(Data records for software interfaces)
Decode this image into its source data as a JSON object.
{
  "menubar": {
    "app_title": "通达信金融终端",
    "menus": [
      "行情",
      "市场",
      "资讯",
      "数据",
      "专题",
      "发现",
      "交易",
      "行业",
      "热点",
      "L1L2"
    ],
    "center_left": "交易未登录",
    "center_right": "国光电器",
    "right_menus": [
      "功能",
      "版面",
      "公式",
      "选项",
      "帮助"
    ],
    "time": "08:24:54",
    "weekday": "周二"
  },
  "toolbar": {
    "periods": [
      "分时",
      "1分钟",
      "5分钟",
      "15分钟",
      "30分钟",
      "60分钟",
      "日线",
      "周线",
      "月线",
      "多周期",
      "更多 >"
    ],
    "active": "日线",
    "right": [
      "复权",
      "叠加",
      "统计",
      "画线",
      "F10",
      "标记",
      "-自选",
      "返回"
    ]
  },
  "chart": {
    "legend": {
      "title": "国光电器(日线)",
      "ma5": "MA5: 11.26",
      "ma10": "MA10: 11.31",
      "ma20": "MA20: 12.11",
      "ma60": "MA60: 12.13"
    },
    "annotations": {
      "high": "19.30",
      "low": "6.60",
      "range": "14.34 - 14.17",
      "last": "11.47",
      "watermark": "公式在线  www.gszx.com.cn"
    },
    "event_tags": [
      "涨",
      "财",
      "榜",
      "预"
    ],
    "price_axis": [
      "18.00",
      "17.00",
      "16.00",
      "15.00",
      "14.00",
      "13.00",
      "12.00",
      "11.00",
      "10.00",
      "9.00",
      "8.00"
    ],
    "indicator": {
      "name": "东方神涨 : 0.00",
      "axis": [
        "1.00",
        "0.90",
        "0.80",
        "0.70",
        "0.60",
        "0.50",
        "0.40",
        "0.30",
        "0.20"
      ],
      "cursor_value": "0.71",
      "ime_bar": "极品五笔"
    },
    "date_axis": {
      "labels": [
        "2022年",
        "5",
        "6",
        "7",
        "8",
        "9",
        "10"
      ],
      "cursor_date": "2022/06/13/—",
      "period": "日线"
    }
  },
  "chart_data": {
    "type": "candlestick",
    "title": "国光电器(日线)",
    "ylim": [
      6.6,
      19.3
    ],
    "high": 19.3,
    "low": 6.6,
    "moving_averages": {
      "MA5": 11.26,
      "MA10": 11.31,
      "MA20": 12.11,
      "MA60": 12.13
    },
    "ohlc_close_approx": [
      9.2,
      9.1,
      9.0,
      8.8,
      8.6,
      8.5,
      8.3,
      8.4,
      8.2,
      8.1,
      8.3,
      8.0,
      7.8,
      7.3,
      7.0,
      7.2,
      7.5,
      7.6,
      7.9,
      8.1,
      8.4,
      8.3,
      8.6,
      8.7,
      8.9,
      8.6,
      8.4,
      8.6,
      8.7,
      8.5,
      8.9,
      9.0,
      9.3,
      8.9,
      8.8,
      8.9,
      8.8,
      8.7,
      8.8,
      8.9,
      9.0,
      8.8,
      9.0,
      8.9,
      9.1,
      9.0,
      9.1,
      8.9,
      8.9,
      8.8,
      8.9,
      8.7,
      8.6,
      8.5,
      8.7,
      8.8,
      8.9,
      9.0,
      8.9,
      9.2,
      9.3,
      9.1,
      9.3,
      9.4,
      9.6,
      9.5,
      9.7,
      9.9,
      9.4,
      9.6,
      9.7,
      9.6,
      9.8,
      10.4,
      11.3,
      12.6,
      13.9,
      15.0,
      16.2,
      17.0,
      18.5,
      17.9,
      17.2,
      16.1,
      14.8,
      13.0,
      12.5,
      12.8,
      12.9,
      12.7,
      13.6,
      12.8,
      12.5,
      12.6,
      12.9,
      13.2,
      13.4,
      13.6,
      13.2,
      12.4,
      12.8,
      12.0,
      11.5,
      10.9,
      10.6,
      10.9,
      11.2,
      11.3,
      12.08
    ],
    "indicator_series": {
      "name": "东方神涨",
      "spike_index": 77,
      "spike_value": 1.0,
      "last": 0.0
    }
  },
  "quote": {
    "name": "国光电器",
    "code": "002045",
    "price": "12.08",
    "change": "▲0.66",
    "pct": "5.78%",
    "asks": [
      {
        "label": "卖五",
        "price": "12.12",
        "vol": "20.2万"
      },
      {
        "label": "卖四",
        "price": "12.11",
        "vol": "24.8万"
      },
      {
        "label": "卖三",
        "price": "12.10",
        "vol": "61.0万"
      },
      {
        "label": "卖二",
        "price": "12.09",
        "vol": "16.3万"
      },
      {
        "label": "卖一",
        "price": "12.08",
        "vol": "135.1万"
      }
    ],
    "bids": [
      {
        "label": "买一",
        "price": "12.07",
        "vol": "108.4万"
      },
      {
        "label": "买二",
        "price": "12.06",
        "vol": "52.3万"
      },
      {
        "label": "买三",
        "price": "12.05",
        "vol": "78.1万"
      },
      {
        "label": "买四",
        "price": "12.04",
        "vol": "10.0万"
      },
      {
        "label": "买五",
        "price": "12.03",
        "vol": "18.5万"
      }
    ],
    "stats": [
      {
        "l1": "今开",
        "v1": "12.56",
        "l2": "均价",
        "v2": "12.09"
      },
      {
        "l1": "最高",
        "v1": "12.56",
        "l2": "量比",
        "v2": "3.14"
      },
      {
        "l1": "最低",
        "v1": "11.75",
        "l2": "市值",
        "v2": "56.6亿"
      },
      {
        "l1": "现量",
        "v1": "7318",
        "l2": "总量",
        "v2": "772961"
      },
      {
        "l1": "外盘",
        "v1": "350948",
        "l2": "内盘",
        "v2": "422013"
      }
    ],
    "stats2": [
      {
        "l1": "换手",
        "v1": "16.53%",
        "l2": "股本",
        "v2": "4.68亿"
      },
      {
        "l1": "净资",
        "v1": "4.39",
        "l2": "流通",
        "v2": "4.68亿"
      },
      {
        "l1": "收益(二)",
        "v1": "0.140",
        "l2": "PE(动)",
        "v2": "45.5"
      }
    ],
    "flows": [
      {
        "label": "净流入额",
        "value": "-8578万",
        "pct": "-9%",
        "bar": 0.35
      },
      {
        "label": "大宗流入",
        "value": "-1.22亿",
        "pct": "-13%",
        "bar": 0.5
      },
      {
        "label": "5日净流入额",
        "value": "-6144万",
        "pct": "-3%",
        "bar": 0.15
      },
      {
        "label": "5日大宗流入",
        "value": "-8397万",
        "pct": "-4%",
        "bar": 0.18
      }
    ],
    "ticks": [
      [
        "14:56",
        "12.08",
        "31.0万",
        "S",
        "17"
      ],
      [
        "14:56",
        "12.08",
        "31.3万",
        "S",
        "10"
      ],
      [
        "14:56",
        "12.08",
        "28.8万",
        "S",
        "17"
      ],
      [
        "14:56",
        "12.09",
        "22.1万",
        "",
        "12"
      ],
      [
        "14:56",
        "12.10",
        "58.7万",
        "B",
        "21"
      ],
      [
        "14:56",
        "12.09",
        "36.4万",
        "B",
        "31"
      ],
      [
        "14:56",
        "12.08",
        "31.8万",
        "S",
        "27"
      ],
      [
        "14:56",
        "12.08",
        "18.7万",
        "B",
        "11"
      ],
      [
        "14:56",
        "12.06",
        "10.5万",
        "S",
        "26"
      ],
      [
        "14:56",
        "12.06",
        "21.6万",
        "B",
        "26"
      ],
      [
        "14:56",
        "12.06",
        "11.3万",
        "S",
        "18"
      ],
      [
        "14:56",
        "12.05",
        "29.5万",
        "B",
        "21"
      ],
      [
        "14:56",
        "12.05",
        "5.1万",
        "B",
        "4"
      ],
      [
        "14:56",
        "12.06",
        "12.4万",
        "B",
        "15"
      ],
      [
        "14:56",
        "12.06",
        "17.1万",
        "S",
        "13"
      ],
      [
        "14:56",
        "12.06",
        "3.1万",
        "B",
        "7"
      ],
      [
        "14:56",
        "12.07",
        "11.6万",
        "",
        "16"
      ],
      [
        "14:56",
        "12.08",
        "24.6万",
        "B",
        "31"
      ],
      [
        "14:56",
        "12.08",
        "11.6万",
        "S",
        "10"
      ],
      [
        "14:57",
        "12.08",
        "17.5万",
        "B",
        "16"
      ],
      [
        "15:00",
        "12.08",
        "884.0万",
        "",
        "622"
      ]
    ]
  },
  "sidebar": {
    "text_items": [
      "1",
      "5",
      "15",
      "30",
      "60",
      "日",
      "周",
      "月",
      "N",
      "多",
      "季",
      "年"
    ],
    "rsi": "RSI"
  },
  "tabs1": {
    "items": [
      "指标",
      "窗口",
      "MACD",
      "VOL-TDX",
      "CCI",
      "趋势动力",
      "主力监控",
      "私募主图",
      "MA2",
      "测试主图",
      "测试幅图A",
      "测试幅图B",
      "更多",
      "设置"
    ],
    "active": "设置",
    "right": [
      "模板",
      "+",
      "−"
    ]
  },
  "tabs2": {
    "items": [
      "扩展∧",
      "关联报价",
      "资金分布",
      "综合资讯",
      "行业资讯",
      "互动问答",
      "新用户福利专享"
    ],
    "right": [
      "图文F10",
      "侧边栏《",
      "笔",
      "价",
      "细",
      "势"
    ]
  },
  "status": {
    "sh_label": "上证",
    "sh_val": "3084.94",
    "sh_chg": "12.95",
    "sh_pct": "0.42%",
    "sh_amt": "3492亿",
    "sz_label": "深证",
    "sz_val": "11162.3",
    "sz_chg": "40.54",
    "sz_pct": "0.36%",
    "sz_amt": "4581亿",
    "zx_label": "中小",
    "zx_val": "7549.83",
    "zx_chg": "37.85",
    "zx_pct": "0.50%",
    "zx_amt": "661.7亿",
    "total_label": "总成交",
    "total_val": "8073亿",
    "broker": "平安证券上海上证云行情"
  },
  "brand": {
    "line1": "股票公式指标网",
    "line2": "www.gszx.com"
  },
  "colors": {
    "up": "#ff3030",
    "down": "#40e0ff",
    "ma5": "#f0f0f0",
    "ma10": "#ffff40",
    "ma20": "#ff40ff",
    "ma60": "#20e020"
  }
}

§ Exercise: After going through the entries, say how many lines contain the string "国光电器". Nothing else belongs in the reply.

§ Written reply: 4